START INPUT FOR THIS TASK

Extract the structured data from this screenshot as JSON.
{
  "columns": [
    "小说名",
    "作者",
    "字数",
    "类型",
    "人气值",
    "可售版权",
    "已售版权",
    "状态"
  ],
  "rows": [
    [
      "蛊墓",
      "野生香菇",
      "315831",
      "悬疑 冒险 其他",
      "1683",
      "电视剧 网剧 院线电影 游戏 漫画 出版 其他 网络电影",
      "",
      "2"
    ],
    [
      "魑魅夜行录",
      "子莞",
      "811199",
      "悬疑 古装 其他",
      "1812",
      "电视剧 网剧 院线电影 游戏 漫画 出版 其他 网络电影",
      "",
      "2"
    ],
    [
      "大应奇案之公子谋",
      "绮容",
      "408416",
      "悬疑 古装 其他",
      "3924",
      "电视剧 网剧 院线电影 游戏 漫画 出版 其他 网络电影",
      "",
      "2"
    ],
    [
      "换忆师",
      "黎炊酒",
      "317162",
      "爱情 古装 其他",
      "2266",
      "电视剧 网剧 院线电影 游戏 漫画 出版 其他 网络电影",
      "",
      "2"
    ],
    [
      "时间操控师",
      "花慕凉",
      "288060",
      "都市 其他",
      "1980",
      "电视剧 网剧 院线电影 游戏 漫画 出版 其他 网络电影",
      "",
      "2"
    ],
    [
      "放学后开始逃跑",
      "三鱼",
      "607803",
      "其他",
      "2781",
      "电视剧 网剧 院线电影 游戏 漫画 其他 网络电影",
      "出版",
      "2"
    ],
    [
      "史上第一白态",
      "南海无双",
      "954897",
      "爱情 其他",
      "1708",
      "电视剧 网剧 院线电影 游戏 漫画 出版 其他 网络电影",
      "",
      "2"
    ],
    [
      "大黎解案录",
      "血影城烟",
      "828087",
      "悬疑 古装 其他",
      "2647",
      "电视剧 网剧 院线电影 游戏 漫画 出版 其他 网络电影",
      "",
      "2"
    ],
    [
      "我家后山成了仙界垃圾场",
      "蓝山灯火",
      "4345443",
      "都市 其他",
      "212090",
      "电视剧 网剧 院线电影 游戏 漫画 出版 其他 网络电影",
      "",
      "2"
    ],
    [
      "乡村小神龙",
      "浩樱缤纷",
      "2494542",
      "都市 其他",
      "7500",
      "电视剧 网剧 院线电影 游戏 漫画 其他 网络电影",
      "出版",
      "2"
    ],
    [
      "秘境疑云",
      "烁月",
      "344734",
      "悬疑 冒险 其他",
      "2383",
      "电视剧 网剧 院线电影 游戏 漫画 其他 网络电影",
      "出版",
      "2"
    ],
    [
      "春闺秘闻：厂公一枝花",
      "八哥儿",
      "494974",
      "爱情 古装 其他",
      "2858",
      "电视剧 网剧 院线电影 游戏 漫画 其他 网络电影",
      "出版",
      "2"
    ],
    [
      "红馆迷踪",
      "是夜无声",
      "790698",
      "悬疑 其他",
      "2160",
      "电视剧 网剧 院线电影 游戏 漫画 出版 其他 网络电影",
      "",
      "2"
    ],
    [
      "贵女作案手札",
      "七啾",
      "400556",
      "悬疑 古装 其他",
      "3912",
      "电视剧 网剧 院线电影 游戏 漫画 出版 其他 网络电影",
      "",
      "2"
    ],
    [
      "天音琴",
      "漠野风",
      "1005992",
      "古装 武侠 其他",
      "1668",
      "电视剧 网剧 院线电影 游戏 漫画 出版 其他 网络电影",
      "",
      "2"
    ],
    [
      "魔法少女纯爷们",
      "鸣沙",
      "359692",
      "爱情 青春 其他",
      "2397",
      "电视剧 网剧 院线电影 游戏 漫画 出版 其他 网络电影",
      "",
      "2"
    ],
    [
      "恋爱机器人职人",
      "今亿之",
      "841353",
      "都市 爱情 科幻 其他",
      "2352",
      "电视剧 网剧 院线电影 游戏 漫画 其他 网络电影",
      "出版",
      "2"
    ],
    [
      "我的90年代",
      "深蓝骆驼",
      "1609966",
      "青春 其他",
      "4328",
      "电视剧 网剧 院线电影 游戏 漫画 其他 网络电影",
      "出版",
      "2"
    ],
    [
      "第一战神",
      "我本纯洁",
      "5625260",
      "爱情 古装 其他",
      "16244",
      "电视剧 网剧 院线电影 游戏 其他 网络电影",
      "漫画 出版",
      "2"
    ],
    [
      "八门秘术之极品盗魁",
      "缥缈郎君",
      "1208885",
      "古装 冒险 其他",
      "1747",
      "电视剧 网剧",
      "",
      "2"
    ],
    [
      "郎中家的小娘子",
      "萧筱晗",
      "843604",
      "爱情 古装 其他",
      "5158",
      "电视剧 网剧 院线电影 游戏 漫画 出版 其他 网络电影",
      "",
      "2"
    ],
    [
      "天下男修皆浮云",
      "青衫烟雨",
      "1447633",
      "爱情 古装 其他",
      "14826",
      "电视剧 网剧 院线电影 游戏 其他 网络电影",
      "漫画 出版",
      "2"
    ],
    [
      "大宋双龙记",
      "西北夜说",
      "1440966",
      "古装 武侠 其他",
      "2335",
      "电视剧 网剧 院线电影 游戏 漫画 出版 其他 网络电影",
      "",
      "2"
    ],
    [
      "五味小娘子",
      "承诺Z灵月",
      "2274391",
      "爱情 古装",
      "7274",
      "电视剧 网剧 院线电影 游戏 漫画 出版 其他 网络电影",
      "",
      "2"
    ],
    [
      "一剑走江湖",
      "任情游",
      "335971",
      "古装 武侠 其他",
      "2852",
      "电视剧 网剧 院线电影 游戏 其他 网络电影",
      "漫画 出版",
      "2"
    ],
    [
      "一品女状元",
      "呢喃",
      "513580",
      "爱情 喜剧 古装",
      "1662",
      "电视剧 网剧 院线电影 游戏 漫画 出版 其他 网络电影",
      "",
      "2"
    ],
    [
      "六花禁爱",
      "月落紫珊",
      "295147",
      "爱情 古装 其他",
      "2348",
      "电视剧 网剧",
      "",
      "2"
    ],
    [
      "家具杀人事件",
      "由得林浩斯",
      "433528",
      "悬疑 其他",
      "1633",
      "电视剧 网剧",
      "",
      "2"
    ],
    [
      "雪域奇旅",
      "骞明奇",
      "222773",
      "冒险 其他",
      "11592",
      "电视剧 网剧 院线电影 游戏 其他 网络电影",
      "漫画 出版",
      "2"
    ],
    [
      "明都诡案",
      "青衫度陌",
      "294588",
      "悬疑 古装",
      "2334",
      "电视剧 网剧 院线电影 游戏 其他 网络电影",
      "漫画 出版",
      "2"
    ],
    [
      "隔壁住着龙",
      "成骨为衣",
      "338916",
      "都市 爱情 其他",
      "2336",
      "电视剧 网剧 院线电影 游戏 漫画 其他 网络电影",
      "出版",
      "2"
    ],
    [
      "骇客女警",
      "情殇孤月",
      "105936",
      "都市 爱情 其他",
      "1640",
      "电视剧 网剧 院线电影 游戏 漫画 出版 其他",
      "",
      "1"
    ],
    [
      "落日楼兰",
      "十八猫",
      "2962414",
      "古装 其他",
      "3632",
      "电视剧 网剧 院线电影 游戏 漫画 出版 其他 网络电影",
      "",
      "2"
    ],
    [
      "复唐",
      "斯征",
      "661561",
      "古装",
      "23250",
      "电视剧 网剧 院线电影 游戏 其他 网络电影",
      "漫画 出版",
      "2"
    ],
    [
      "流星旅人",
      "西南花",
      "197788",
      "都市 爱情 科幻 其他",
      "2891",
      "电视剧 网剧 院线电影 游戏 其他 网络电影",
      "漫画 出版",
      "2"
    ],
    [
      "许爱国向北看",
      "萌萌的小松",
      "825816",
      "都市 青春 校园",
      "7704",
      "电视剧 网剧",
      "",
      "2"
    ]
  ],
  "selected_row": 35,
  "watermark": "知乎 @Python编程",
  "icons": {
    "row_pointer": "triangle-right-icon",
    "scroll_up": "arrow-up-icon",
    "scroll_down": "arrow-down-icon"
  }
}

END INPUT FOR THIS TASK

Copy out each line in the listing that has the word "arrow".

    "scroll_up": "arrow-up-icon",
    "scroll_down": "arrow-down-icon"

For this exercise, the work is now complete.